More info on the background of the Sentiment analysis via TextBlob can be found on this exceptional community post. So, what’s learned?
- On average, the sentiment is surprisingly positive.
- On average, the sentiment is surprisingly more objective than subjective.
- There’s a difference in verbosity between tweets analyzed related to various MI’s and SMI’s.
What might better help Mental Health advocates on Twitter with this analysis? The most important take-away is the visualization and analysis from the Word Clouds and Verbosity scores. Notice that in Schizophrenia, there is little popularity in most words except the diagnosis term itself compared to Depression and Bipolar. The basic assumption is that Twitter users don’t have a shared language on how that diagnosis is communicated.

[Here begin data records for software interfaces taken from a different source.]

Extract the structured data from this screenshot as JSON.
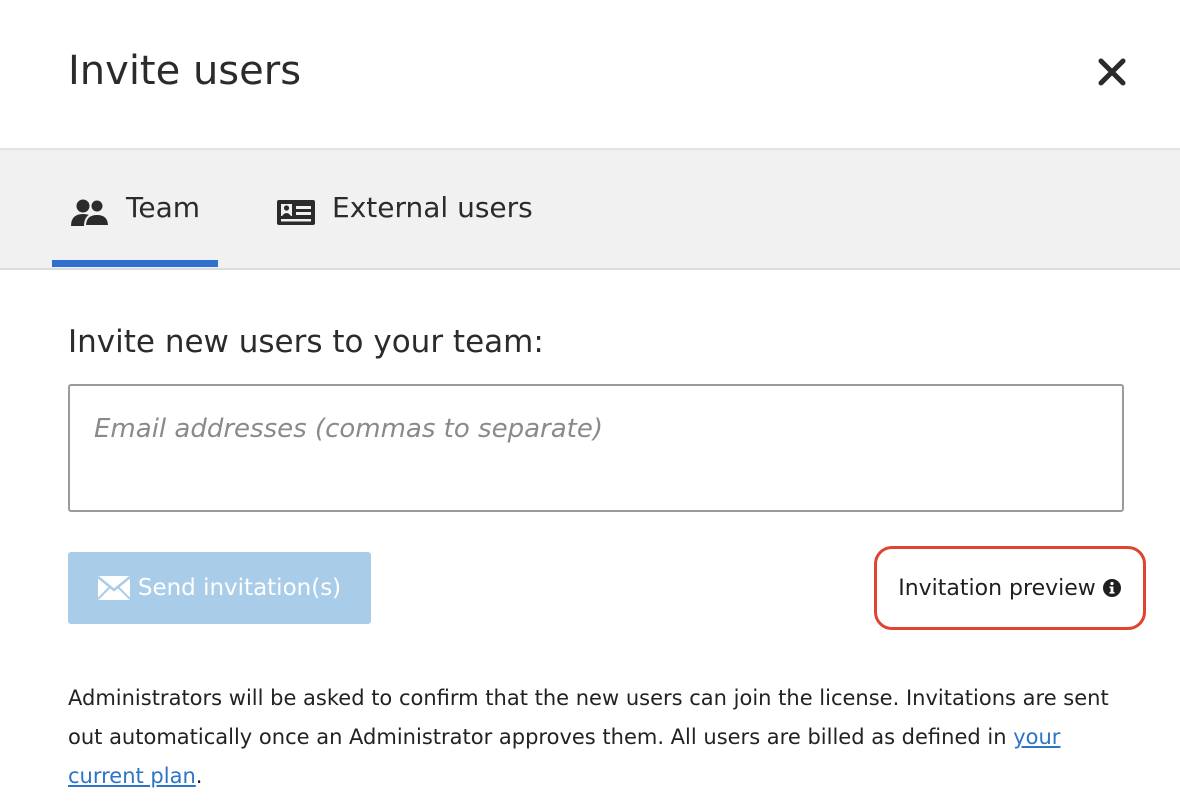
{
  "dialog": {
    "title": "Invite users",
    "close_icon": "close-icon"
  },
  "tabs": [
    {
      "label": "Team",
      "icon": "team-icon",
      "active": true
    },
    {
      "label": "External users",
      "icon": "id-card-icon",
      "active": false
    }
  ],
  "invite": {
    "label": "Invite new users to your team:",
    "email_value": "",
    "email_placeholder": "Email addresses (commas to separate)"
  },
  "actions": {
    "send_label": "Send invitation(s)",
    "send_icon": "envelope-icon",
    "send_enabled": false,
    "preview_label": "Invitation preview",
    "preview_icon": "info-icon"
  },
  "footnote": {
    "text": "Administrators will be asked to confirm that the new users can join the license. Invitations are sent out automatically once an Administrator approves them. All users are billed as defined in ",
    "link_text": "your current plan",
    "suffix": "."
  },
  "colors": {
    "accent": "#2f6fd0",
    "send_button_disabled": "#a9cce8",
    "highlight_border": "#e0432f",
    "link": "#2b74c8",
    "tabs_background": "#f1f1f1"
  }
}
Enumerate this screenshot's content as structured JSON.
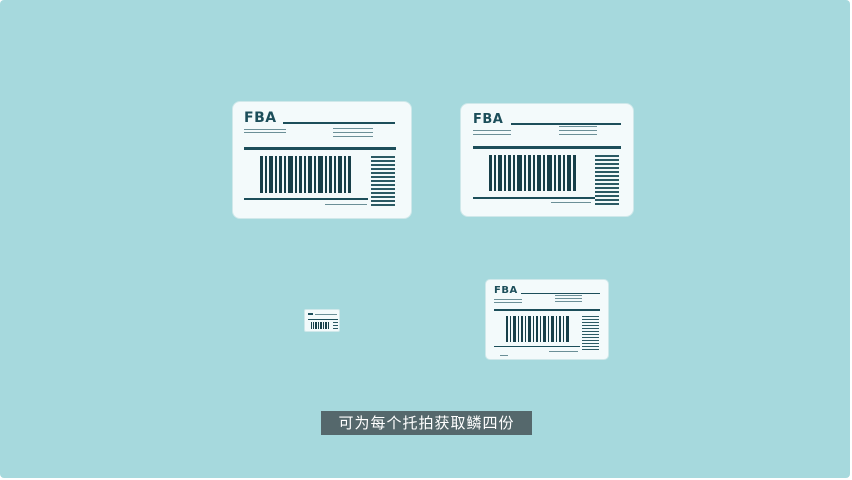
{
  "labels": [
    {
      "title": "FBA"
    },
    {
      "title": "FBA"
    },
    {
      "title": "FBA"
    }
  ],
  "caption": "可为每个托拍获取鳞四份"
}
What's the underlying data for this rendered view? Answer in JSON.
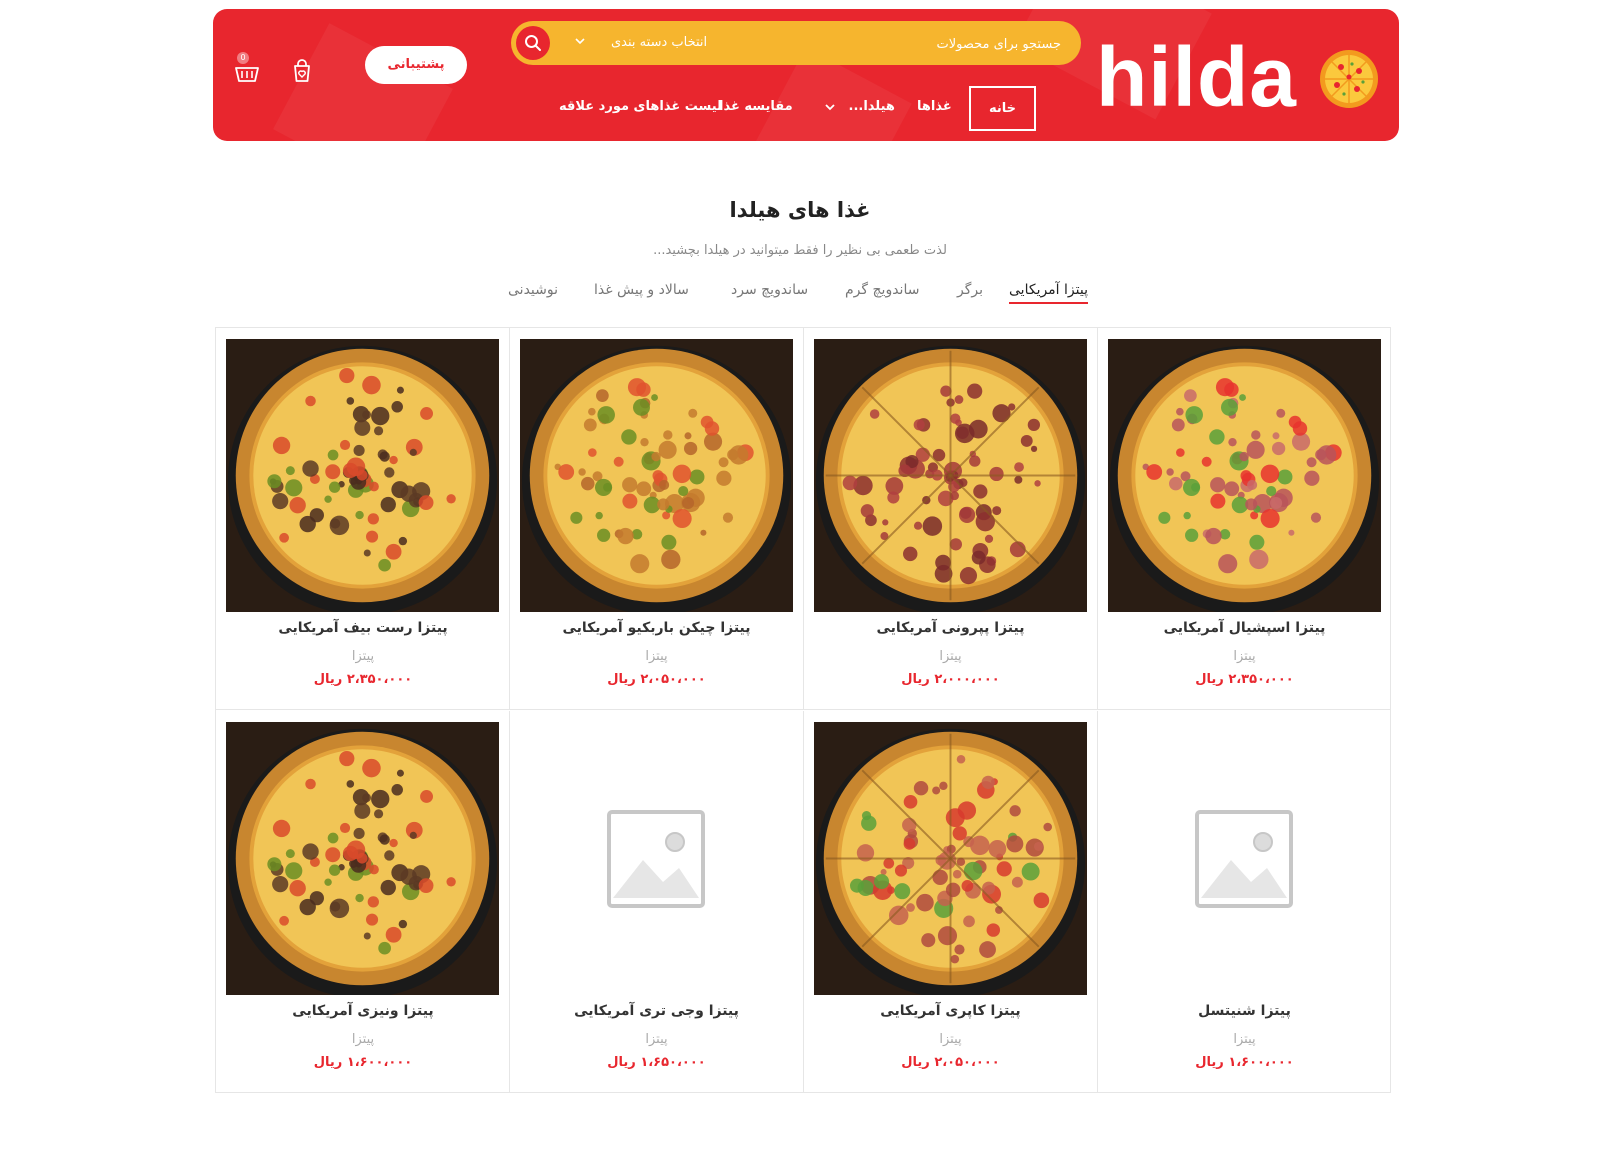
{
  "header": {
    "logo_text": "hilda",
    "search": {
      "placeholder": "جستجو برای محصولات",
      "category_label": "انتخاب دسته بندی"
    },
    "nav": [
      {
        "label": "خانه",
        "active": true
      },
      {
        "label": "غذاها"
      },
      {
        "label": "هیلدا..."
      },
      {
        "label": "مقایسه غذا"
      },
      {
        "label": "لیست غذاهای مورد علاقه"
      }
    ],
    "support_label": "پشتیبانی",
    "cart_count": "0"
  },
  "section": {
    "title": "غذا های هیلدا",
    "subtitle": "لذت طعمی بی نظیر را فقط میتوانید در هیلدا بچشید..."
  },
  "tabs": [
    {
      "label": "پیتزا آمریکایی",
      "active": true
    },
    {
      "label": "برگر"
    },
    {
      "label": "ساندویچ گرم"
    },
    {
      "label": "ساندویچ سرد"
    },
    {
      "label": "سالاد و پیش غذا"
    },
    {
      "label": "نوشیدنی"
    }
  ],
  "products": [
    {
      "title": "پیتزا اسپشیال آمریکایی",
      "category": "پیتزا",
      "price": "۲،۳۵۰،۰۰۰ ریال",
      "image": "pizza-special"
    },
    {
      "title": "پیتزا پپرونی آمریکایی",
      "category": "پیتزا",
      "price": "۲،۰۰۰،۰۰۰ ریال",
      "image": "pizza-pepperoni"
    },
    {
      "title": "پیتزا چیکن باربکیو آمریکایی",
      "category": "پیتزا",
      "price": "۲،۰۵۰،۰۰۰ ریال",
      "image": "pizza-chicken"
    },
    {
      "title": "پیتزا رست بیف آمریکایی",
      "category": "پیتزا",
      "price": "۲،۳۵۰،۰۰۰ ریال",
      "image": "pizza-beef"
    },
    {
      "title": "پیتزا شنیتسل",
      "category": "پیتزا",
      "price": "۱،۶۰۰،۰۰۰ ریال",
      "image": "placeholder"
    },
    {
      "title": "پیتزا کاپری آمریکایی",
      "category": "پیتزا",
      "price": "۲،۰۵۰،۰۰۰ ریال",
      "image": "pizza-capri"
    },
    {
      "title": "پیتزا وجی تری آمریکایی",
      "category": "پیتزا",
      "price": "۱،۶۵۰،۰۰۰ ریال",
      "image": "placeholder"
    },
    {
      "title": "پیتزا ونیزی آمریکایی",
      "category": "پیتزا",
      "price": "۱،۶۰۰،۰۰۰ ریال",
      "image": "pizza-beef"
    }
  ],
  "colors": {
    "brand_red": "#e8262e",
    "search_yellow": "#f6b52e"
  }
}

The Schizophrenia/Psychosis community would lend itself to learn to have a shared language that’s not mixed and verbose.
Scripts found here.